If we painstakingly attend to the language in which we articulate what the principle of reason says as a principle of being, then it becomes clear that we speak of being in an odd manner that is, in truth, inadmissable. We say: being and ground/reason "are" the same. Being "is" the abyss. When we say something "is" and "is such and so," then that something is, in such an utterance, represented as a being. Only a being "is"; the "is" itself—being—"is" not. This wall in front of you and behind me is. It immediately shows itself to us as something present. But where is its "is"? Where should we seek the presencing of the wall? Probably these questions already run awry. Nevertheless the wall "is."
Hence, there is a peculiar state of affairs with the "is" and "being." In order to respond to it, we articulate what the principle of reason says as a principle of being as follows: Being and ground/reason: the same. Being: the abyss. As we remarked, to say "being" "is" ground/reason is inadmissable.

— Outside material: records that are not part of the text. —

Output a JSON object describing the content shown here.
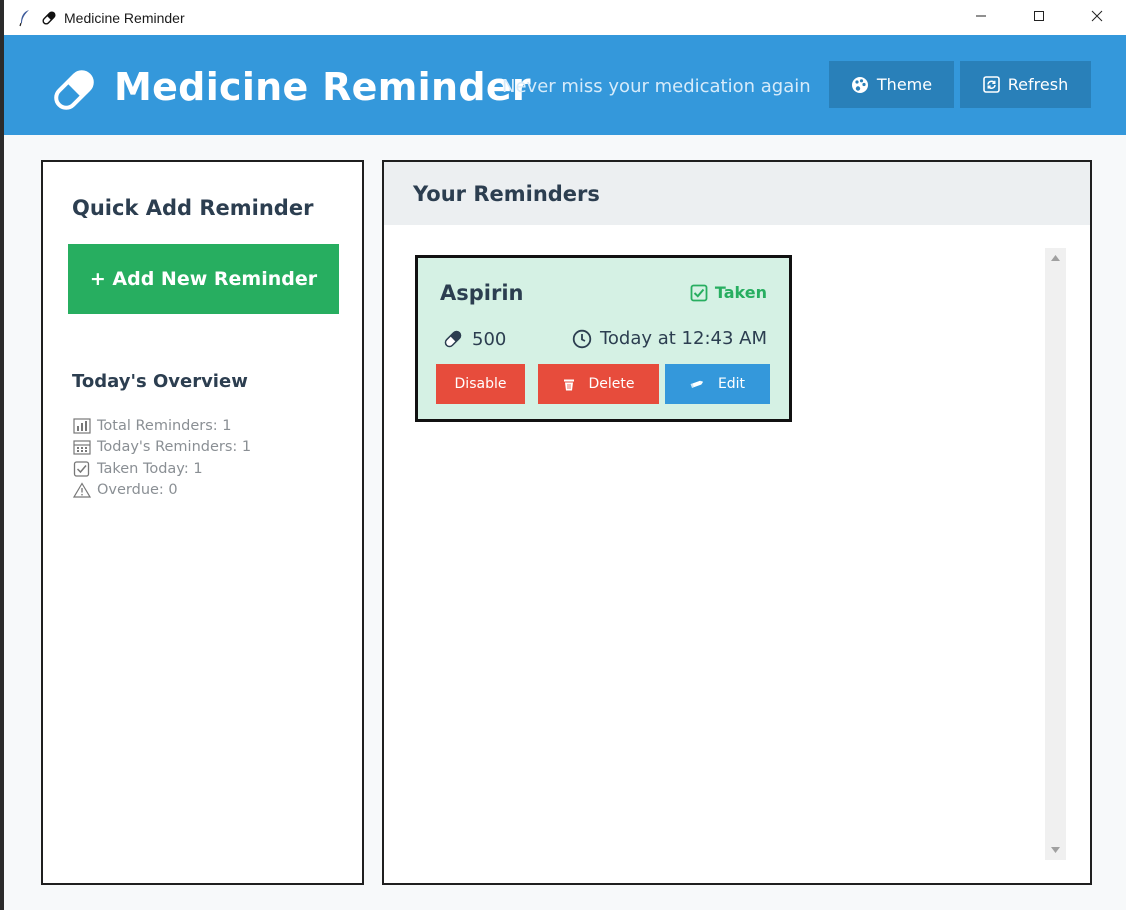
{
  "window": {
    "title": "Medicine Reminder"
  },
  "header": {
    "app_title": "Medicine Reminder",
    "subtitle": "Never miss your medication again",
    "theme_label": "Theme",
    "refresh_label": "Refresh"
  },
  "quick_add": {
    "title": "Quick Add Reminder",
    "add_button_label": "+ Add New Reminder"
  },
  "overview": {
    "title": "Today's Overview",
    "items": [
      {
        "icon": "bar-chart-icon",
        "label": "Total Reminders: 1"
      },
      {
        "icon": "calendar-icon",
        "label": "Today's Reminders: 1"
      },
      {
        "icon": "checkbox-icon",
        "label": "Taken Today: 1"
      },
      {
        "icon": "warning-icon",
        "label": "Overdue: 0"
      }
    ]
  },
  "reminders": {
    "title": "Your Reminders",
    "items": [
      {
        "name": "Aspirin",
        "status": "Taken",
        "dosage": "500",
        "schedule": "Today at 12:43 AM",
        "disable_label": "Disable",
        "delete_label": "Delete",
        "edit_label": "Edit"
      }
    ]
  },
  "colors": {
    "header_bg": "#3498db",
    "header_button_bg": "#2980b9",
    "add_button_bg": "#27ae60",
    "card_bg": "#d5f1e4",
    "taken_text": "#27ae60",
    "danger": "#e74c3c",
    "primary": "#3498db",
    "heading_text": "#2c3e50"
  }
}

This way of speaking, which is virtually unavoidable, does not apply to "being"; it does not hit upon its proper character.